Friday, December 18, 2009

What would you do if....

I just read this article from the New York Times discussing the coach selection for the North Korean soccer team getting ready for 2010 World Cup in South Africa. I was surprised yesterday when a friend of mine who's really into soccer told me, not only did South Korea make it into the finals, but so did North Korea, for the first time since 1966.

North Korea has approached Phillipe Troussier, a French coach who coached Japan in the 2002 World cup, not to mention many other teams around the world.

Now, this is the question. What would you do if North Korea asked you to be their soccer coach? North Korea, the rouge nation who's plane was just searched in Thailand and was found to be carrying illicit weapons that they suspect were to be delivered to other rouge nations almost certainly for some sort of nefarious business. Who is under many sanctions by the UN for it's missile testing. Who has some of the worst human rights records in the world. Would it be wrong to accept the job?

There is an upside to this job, though. Well, besides the money, which I'm sure would be good. Not to mention the opportunity to coach a World Cup soccer team. But that's not what would be first on my list (probably because I am not a soccer coach). Can you imagine being able to get into North Korea and have a somewhat real experience with real North Koreans? Granted, he'd probably never see the other side of North Korea... the starvation, the prisons, the average people on the street. But, no one gets to see that.

If I were offered this job, I don't think I could turn it down for that reason only. Sure, some people may criticize me for accepting to work for one of the most "evil" countries (quoth Bush) on the planet. But how many people have gotten inside for real?? And I don't think Bill Clinton counts...


  1. Interesting dilemma. I think it'd be far easier for a French person to do it than an American, assuming an American would ever be invited in the first place. The French guy isn't likely to be hounded for being an imperialist.

    Of course you're right to bring up the example of working for the US government, which has caused more death and destruction in the world the last half-century than North Korea.

    I think I'd turn it down, though, both b/c of politics and because of lifestyle. Can you imagine how lonely it'd be there? Not simply b/c he'd be perhaps the only French guy there. Getting SOUTH Koreans to open up and honestly talk about things is hard enough . . . I don't know if I could take the North's version.

  2. Sports should be above politics--or rather, sports should make politics rise above itself.
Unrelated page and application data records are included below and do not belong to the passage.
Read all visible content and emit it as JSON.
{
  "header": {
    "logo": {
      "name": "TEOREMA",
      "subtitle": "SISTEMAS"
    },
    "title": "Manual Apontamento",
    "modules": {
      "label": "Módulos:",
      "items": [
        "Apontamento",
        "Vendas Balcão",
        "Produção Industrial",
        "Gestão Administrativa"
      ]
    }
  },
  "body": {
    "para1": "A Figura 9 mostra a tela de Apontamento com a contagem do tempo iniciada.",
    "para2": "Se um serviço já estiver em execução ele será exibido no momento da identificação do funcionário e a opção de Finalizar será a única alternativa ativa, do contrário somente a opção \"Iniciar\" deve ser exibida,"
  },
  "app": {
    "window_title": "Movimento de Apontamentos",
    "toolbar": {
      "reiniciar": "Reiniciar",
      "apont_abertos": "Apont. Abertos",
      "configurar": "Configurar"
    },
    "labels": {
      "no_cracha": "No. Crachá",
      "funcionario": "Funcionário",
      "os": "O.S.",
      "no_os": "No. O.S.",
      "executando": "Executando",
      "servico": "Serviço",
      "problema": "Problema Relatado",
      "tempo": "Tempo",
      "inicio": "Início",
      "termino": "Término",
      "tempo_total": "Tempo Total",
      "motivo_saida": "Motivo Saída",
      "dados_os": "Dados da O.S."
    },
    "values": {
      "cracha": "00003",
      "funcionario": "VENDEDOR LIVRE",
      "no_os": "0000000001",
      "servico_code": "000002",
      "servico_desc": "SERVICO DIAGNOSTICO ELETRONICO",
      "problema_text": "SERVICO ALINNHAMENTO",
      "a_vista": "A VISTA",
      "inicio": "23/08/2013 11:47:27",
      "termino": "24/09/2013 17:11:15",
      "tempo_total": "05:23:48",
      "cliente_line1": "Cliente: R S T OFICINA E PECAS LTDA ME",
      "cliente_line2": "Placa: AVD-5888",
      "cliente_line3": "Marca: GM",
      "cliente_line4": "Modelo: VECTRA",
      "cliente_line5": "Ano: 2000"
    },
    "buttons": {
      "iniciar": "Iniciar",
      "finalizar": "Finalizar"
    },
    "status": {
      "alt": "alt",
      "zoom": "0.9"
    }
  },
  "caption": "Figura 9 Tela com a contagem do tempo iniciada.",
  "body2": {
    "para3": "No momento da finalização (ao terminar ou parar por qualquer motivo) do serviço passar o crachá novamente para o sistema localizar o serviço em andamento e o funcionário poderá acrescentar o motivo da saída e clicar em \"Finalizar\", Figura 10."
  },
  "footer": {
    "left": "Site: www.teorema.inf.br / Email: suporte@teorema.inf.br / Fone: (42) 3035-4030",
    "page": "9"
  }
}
It is through sports first that we are often able to "win hearts and minds."

    Remember, it was only as South Korea prepared to host the Olympics that a true democracy with legitimate popular election of national leaders was formed here.